NEW YORK -- Legislation approved by the U.S. Senate -- giving the Food and Drug Administration authority to regulate tobacco products -- could aid in efforts to curb underage smoking and counterfeit sales of cigarettes in retail outlets, according to executives at Philip Morris USA, based here.
ng problem," he said, citing U.S. Customs statistics showing that in 2003, cigarettes accounted for close to 45% of all seizures of counterfeit merchandise. Philip Morris was able to confirm counterfeit sales in 18 states, he added, and the company suspects it is taking place in close to two dozen more. Counterfeit cigarettes create an uneven playing field for legitimate manufacturers and also erode consumer confidence due to lower quality standards, Holleran said.

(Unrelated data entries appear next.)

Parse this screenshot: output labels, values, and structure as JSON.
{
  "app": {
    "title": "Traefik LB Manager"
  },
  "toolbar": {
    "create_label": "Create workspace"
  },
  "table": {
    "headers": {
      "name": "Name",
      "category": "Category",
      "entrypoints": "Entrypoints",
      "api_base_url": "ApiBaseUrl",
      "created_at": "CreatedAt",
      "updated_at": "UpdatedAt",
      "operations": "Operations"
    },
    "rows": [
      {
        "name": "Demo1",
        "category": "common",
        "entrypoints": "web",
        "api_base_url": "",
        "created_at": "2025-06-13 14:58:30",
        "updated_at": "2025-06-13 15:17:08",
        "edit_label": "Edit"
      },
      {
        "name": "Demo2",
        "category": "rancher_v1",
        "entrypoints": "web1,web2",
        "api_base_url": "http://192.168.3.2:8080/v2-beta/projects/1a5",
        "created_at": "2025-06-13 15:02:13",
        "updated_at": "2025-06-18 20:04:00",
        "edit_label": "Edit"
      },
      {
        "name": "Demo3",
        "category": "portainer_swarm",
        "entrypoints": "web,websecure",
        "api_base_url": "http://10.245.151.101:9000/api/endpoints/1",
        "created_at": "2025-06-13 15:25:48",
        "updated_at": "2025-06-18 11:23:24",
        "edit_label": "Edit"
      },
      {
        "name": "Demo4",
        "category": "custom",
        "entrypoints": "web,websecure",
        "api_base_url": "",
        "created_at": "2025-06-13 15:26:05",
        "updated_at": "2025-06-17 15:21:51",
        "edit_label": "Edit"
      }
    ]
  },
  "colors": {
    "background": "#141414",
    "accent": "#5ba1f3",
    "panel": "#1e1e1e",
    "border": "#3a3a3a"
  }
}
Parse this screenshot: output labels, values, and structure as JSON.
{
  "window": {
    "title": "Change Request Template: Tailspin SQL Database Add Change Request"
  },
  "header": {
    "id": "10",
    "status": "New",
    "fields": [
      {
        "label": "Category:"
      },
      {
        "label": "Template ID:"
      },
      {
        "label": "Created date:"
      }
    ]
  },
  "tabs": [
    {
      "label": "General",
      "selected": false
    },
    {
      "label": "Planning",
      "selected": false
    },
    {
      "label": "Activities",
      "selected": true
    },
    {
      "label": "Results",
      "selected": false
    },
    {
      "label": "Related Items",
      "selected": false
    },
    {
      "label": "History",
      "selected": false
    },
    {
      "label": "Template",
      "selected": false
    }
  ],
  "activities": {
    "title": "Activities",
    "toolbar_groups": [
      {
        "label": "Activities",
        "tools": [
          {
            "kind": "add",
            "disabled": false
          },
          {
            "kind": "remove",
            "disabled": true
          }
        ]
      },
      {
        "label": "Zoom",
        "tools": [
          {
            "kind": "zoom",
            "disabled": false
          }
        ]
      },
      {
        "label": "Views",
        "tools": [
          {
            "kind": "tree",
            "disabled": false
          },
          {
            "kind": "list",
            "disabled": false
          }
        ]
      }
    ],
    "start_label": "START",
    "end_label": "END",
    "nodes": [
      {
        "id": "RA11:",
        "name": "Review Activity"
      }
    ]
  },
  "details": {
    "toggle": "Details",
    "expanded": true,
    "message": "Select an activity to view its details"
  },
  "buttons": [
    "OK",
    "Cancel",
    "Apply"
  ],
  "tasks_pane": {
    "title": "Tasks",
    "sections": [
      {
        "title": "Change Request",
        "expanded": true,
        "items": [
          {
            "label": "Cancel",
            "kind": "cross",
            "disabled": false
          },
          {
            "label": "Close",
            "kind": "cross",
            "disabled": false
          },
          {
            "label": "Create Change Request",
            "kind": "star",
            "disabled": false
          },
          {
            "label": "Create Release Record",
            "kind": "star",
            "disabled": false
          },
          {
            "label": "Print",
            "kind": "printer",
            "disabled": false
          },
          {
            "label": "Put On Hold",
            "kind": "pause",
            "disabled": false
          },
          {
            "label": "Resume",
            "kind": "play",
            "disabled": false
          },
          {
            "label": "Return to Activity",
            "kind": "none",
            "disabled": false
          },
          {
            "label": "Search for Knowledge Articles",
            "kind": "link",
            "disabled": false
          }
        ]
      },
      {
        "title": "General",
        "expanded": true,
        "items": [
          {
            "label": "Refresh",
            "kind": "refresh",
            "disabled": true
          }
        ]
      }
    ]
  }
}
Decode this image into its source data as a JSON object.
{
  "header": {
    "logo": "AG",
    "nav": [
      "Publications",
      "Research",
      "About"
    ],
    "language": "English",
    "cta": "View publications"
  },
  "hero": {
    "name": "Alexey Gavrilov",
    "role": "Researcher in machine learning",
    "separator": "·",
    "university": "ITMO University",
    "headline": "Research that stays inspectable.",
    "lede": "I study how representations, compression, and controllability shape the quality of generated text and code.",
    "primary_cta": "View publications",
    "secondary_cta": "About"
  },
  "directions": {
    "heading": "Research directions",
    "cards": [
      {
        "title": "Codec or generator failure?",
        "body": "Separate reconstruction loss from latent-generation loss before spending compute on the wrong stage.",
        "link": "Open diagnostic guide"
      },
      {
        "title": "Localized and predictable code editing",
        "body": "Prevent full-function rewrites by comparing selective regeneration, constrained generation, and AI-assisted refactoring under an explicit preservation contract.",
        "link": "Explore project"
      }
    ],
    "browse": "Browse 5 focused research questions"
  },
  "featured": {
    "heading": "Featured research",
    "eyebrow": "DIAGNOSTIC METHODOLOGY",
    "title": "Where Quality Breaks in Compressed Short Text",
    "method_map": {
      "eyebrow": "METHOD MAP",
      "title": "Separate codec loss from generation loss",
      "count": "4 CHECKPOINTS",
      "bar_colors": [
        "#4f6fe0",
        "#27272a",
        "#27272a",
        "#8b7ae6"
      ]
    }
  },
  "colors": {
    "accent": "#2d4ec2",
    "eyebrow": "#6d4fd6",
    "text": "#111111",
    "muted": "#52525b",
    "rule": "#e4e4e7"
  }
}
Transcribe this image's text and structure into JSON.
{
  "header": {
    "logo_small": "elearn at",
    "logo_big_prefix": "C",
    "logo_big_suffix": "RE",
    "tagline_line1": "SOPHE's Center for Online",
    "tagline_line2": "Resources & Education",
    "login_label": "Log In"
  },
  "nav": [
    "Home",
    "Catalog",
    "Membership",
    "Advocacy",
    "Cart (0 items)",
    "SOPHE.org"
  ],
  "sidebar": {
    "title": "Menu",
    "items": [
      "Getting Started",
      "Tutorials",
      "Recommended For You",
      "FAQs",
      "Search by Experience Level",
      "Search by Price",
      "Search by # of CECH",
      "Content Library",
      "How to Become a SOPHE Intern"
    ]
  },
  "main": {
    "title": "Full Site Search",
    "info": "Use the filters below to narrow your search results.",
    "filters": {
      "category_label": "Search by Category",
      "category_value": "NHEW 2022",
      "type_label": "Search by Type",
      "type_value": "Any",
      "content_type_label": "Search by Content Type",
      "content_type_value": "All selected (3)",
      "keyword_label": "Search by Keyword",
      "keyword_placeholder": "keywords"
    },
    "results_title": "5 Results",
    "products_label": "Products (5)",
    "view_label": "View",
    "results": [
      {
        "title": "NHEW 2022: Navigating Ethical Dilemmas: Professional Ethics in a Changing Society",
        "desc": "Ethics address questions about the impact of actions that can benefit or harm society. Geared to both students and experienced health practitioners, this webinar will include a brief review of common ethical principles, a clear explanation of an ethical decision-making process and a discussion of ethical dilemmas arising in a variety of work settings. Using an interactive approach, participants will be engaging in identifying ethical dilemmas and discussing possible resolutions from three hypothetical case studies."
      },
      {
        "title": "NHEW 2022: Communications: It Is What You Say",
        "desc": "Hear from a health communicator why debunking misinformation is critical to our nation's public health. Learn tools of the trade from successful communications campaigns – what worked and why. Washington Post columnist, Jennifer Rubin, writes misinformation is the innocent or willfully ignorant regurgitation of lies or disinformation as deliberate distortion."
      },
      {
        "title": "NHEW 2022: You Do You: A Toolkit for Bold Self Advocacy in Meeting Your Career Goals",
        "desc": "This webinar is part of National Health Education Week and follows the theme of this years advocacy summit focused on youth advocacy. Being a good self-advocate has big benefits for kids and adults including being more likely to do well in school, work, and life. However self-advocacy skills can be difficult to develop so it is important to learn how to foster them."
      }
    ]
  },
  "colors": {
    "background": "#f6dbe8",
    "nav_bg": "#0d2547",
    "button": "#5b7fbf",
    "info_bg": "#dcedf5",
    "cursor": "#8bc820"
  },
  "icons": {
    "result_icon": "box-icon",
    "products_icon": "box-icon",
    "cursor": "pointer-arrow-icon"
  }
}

Philip Morris has thus far filed lawsuits against 2,800 retailers who were found to be selling counterfeit versions of its brands.
"Well over 95% of counterfeit cigarettes we have seen have counterfeit state excise tax stamps, so the states are losing money on these sales as well," Holleran said. And, recent reports from the federal Government Accountability Office point to increasing evidence between "these tremendous profits that are generated from contraband cigarette trafficking and ties to terrorist organizations and organized criminal activity financing," he added.
The situation is even worse in certain overseas markets, where counterfeit product accounts for about 30% of tobacco sales.
"We are fearful of that kind of future in the U.S.," said Mark Berlind, vice president and associate general counsel, Altria Corporate Services, during the media briefing. Altria is the parent company of Philip Morris USA.
Berlind pointed out that the new legislation reinforces previous rules concerning the equal treatment of all retailers that sell tobacco products. Advertising restrictions in the retail environment can't discriminate based on channel of trade, nor can the FDA ever seek to limit the customer base by raising the legal smoking age to over 18, Berlind said.
The new legislation also contains provisions that call for the FDA to strictly regulate any new tobacco products that claim to possess reduced levels of harmful toxins, and to educate the public on the dangers of tobacco use.